knowing life, unknowing of the ways of the
world-feeling herself by her own act cut off
from communication with her friends-with a
heavy heart found herself compelled to com-
ply with his exactions. After leaving his
mother's house, he and the lady lived togeth-
er as man and wife, and she became enciente.
It was then the second act of the horrors
The remainder of this sad story is pretty
"Arrived Yesterday," The Daily Crescent (New Orleans, Louisianna), 7 March 1848; digital images, Library of Congress Chronicling America (http://chroniclingamerica.loc.gov/ : accessed 16 July 2015).

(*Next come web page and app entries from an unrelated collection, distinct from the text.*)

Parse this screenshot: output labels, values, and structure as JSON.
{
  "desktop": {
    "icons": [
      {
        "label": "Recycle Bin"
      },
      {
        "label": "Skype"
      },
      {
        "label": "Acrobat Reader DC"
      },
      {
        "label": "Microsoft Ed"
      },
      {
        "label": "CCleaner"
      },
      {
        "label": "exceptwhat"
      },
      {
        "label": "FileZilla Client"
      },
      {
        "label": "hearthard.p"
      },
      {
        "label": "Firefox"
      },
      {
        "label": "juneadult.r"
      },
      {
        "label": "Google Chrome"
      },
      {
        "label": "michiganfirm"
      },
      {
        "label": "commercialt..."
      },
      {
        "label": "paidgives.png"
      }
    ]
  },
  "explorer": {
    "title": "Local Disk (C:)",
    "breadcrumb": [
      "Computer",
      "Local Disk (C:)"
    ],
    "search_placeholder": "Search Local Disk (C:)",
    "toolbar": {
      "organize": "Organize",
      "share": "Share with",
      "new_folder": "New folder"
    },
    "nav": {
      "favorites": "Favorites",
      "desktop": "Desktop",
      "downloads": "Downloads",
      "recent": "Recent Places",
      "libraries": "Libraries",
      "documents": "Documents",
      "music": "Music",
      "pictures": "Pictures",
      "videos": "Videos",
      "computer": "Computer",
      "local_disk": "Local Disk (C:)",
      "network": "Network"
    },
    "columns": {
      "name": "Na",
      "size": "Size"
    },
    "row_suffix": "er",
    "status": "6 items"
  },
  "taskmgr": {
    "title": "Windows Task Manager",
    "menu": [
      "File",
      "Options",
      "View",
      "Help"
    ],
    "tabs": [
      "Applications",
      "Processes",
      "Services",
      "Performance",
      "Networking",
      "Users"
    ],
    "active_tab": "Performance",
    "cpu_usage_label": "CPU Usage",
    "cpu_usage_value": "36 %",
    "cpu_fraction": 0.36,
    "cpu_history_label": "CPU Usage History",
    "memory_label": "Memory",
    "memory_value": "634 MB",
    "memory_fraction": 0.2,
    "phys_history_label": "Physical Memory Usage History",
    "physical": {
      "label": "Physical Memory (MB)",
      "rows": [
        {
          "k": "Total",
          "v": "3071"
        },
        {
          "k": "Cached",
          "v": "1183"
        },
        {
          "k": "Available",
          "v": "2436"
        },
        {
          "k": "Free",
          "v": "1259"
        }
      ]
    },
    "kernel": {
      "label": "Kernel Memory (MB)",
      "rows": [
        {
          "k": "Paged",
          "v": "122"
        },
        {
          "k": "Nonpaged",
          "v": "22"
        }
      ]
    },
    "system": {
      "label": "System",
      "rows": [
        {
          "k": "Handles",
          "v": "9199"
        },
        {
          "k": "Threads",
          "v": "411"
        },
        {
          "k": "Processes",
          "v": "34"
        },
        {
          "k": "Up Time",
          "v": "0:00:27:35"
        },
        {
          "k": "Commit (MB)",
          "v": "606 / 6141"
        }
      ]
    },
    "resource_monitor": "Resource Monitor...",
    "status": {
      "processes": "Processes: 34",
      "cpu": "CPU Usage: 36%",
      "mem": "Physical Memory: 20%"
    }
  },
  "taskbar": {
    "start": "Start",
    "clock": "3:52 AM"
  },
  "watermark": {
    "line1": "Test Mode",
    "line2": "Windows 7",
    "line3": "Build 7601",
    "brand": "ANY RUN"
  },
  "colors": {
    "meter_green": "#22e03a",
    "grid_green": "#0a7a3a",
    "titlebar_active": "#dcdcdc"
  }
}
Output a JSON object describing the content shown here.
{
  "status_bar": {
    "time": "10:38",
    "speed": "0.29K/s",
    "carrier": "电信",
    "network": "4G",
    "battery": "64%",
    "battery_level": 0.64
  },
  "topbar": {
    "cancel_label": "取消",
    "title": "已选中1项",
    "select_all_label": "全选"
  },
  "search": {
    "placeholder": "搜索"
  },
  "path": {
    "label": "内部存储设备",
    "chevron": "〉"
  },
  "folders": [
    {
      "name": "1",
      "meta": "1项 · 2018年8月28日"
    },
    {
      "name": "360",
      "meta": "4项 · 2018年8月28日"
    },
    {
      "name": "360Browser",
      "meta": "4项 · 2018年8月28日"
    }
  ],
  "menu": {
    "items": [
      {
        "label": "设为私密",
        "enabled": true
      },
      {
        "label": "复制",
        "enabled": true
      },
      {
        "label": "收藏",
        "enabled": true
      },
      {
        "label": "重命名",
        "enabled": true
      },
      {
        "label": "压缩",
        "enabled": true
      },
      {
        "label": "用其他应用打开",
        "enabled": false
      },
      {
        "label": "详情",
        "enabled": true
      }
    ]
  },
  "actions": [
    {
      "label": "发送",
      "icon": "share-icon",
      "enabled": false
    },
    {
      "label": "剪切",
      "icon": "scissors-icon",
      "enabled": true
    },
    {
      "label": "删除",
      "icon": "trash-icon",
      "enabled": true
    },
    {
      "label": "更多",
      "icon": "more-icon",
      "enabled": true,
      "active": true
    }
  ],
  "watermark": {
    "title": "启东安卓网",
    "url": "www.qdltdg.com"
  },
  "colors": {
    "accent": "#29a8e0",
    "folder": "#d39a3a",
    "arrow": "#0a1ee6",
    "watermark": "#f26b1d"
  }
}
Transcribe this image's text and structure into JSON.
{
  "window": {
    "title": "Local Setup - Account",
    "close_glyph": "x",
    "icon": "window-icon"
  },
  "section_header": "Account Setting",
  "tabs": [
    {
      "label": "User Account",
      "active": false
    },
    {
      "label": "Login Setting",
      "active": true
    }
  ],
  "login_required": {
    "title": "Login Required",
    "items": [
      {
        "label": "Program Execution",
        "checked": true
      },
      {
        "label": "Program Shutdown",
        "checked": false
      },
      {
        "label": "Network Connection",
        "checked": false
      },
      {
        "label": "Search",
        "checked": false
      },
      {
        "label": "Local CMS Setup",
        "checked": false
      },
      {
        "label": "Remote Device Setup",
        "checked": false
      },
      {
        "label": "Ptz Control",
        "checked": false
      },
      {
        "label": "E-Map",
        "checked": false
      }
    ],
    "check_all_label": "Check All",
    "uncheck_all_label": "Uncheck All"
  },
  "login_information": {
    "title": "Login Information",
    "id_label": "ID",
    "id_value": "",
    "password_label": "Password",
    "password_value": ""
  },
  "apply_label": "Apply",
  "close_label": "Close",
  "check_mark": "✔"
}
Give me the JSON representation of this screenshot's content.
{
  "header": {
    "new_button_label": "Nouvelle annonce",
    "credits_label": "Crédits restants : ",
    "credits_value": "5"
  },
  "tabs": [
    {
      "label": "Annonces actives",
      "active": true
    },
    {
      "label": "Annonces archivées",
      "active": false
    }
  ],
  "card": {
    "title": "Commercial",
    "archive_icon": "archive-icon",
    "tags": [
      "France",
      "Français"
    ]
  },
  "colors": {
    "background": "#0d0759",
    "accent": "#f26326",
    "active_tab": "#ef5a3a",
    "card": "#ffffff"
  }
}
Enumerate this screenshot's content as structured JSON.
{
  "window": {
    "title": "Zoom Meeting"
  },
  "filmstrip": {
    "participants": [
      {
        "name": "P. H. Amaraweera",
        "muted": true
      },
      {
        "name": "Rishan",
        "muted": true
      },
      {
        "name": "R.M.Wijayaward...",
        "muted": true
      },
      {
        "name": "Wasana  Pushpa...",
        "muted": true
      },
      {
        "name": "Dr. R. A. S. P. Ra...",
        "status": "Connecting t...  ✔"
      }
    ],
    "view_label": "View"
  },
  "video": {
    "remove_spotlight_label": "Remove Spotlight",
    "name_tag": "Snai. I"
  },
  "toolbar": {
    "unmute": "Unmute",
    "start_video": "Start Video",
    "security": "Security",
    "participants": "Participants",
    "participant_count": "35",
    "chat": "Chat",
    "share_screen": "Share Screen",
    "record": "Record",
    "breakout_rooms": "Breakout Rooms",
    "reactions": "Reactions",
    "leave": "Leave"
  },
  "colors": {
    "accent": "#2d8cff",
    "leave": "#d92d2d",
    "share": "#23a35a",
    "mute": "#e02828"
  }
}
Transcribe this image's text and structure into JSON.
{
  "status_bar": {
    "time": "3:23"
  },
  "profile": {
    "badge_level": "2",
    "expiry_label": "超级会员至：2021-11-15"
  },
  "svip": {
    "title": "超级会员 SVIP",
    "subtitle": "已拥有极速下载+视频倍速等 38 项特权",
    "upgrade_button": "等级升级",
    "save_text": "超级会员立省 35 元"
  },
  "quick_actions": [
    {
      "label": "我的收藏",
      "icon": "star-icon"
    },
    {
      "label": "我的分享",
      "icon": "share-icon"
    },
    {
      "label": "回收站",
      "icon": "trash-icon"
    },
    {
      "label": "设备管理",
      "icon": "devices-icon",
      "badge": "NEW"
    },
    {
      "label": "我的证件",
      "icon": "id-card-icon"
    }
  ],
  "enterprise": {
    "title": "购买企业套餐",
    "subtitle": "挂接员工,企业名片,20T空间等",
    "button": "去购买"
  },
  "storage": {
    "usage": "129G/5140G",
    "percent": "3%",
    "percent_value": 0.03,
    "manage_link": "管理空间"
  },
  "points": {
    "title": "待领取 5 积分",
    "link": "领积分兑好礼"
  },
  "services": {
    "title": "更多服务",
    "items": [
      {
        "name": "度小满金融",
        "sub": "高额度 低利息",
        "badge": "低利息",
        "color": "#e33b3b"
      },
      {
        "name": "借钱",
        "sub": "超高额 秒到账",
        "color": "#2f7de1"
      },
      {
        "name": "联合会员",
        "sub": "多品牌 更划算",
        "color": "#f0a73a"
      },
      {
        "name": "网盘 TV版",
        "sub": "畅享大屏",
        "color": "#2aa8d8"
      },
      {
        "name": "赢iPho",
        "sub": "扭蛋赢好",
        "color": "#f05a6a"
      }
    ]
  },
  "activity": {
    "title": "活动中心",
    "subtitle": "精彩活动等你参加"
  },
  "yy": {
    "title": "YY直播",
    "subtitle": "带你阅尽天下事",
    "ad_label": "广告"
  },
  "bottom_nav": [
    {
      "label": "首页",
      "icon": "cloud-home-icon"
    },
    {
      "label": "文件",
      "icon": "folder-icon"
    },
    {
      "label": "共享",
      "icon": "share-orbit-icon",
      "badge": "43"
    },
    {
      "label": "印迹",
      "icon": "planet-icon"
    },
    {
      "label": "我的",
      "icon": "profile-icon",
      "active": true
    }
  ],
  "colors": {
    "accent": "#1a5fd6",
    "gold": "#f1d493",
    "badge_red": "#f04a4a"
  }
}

"George R. Shackford, the Seducer of Miss Grant," The Evansville Daily Journal (Evansville, Ind), 16 March 1854; digital images, Library of Congress Chroniclling America (http://chroniclingamerica.loc.gov/ : accessed 16 July 2015)
"Madame Restell, The Abortionist," New-York Daily Tribune (New York, New York), 14 February 1854; digital images, Library of Congress Chronicling America (http://chroniclingamerica.loc.gov/ : accessed 5 September 2013).
New Hampshire "New Hampshire, Deaths and Burials, 1784-1949," index, FamilySearch (http://www.familysearch.org : accessed 3 September 2014), Margaret E. R. Shackford, d. 23 Jan 1845.
New Hampshire, New Hampshire, Marriage Records, 1637-1947, , George R Shackford m Margaret E Robinson, 14 May 1841; index and images, Family Search (http://familysearch.org : accessed 19 August 2013).
"New Jersey Deaths and Burials, 1720-1988," database, FamilySearch (http://www.familysearch.org : accessed 19 August 2013), George R Shackford.
"SUDDEN BEREAVEMENT," Troy Daily Whig (Troy, New York), 13 April 1848; digital images, Fulton History (http://fultonhistory.com/ : accessed 16 July 2015).